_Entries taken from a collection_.
::::
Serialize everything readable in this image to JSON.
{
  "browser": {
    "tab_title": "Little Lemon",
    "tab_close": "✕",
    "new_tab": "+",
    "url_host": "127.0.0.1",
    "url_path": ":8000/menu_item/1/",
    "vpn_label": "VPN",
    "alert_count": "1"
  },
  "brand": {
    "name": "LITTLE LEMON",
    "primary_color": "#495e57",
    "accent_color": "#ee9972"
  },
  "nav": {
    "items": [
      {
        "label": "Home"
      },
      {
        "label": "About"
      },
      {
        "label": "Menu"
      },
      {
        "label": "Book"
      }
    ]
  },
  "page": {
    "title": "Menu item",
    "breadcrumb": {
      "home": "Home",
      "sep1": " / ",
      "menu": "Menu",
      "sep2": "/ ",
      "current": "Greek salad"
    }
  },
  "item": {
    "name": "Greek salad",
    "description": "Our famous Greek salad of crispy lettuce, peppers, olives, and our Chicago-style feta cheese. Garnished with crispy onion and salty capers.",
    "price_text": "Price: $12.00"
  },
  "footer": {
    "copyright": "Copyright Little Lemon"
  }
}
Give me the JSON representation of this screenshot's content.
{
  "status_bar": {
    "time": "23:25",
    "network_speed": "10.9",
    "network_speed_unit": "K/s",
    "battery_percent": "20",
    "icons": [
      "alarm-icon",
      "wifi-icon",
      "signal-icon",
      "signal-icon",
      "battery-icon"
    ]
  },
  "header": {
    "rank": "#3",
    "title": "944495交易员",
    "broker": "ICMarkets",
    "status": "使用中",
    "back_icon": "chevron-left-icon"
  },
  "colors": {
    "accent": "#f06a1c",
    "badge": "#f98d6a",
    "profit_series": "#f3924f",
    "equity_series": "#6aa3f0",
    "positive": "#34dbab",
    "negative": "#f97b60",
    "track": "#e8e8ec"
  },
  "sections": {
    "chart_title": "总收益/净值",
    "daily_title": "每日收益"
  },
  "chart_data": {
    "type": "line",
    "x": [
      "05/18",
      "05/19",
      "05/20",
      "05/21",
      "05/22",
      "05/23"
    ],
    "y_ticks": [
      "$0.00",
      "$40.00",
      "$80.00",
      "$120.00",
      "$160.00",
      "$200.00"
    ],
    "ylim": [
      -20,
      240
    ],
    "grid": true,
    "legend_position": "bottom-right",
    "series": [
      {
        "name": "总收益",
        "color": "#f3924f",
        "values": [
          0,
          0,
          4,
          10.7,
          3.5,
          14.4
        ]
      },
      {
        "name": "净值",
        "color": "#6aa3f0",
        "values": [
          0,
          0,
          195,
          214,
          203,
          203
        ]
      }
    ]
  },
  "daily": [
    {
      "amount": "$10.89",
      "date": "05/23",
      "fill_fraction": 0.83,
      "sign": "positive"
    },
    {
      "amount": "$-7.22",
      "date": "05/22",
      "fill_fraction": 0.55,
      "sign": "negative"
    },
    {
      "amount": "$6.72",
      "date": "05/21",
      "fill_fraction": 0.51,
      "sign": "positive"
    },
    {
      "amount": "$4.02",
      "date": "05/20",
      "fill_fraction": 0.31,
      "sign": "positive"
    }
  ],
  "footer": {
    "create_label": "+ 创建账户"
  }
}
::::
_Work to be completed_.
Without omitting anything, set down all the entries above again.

_Exercise output_.
Serialize everything readable in this image to JSON.
{
  "browser": {
    "tab_title": "Little Lemon",
    "tab_close": "✕",
    "new_tab": "+",
    "url_host": "127.0.0.1",
    "url_path": ":8000/menu_item/1/",
    "vpn_label": "VPN",
    "alert_count": "1"
  },
  "brand": {
    "name": "LITTLE LEMON",
    "primary_color": "#495e57",
    "accent_color": "#ee9972"
  },
  "nav": {
    "items": [
      {
        "label": "Home"
      },
      {
        "label": "About"
      },
      {
        "label": "Menu"
      },
      {
        "label": "Book"
      }
    ]
  },
  "page": {
    "title": "Menu item",
    "breadcrumb": {
      "home": "Home",
      "sep1": " / ",
      "menu": "Menu",
      "sep2": "/ ",
      "current": "Greek salad"
    }
  },
  "item": {
    "name": "Greek salad",
    "description": "Our famous Greek salad of crispy lettuce, peppers, olives, and our Chicago-style feta cheese. Garnished with crispy onion and salty capers.",
    "price_text": "Price: $12.00"
  },
  "footer": {
    "copyright": "Copyright Little Lemon"
  }
}
Give me the JSON representation of this screenshot's content.
{
  "status_bar": {
    "time": "23:25",
    "network_speed": "10.9",
    "network_speed_unit": "K/s",
    "battery_percent": "20",
    "icons": [
      "alarm-icon",
      "wifi-icon",
      "signal-icon",
      "signal-icon",
      "battery-icon"
    ]
  },
  "header": {
    "rank": "#3",
    "title": "944495交易员",
    "broker": "ICMarkets",
    "status": "使用中",
    "back_icon": "chevron-left-icon"
  },
  "colors": {
    "accent": "#f06a1c",
    "badge": "#f98d6a",
    "profit_series": "#f3924f",
    "equity_series": "#6aa3f0",
    "positive": "#34dbab",
    "negative": "#f97b60",
    "track": "#e8e8ec"
  },
  "sections": {
    "chart_title": "总收益/净值",
    "daily_title": "每日收益"
  },
  "chart_data": {
    "type": "line",
    "x": [
      "05/18",
      "05/19",
      "05/20",
      "05/21",
      "05/22",
      "05/23"
    ],
    "y_ticks": [
      "$0.00",
      "$40.00",
      "$80.00",
      "$120.00",
      "$160.00",
      "$200.00"
    ],
    "ylim": [
      -20,
      240
    ],
    "grid": true,
    "legend_position": "bottom-right",
    "series": [
      {
        "name": "总收益",
        "color": "#f3924f",
        "values": [
          0,
          0,
          4,
          10.7,
          3.5,
          14.4
        ]
      },
      {
        "name": "净值",
        "color": "#6aa3f0",
        "values": [
          0,
          0,
          195,
          214,
          203,
          203
        ]
      }
    ]
  },
  "daily": [
    {
      "amount": "$10.89",
      "date": "05/23",
      "fill_fraction": 0.83,
      "sign": "positive"
    },
    {
      "amount": "$-7.22",
      "date": "05/22",
      "fill_fraction": 0.55,
      "sign": "negative"
    },
    {
      "amount": "$6.72",
      "date": "05/21",
      "fill_fraction": 0.51,
      "sign": "positive"
    },
    {
      "amount": "$4.02",
      "date": "05/20",
      "fill_fraction": 0.31,
      "sign": "positive"
    }
  ],
  "footer": {
    "create_label": "+ 创建账户"
  }
}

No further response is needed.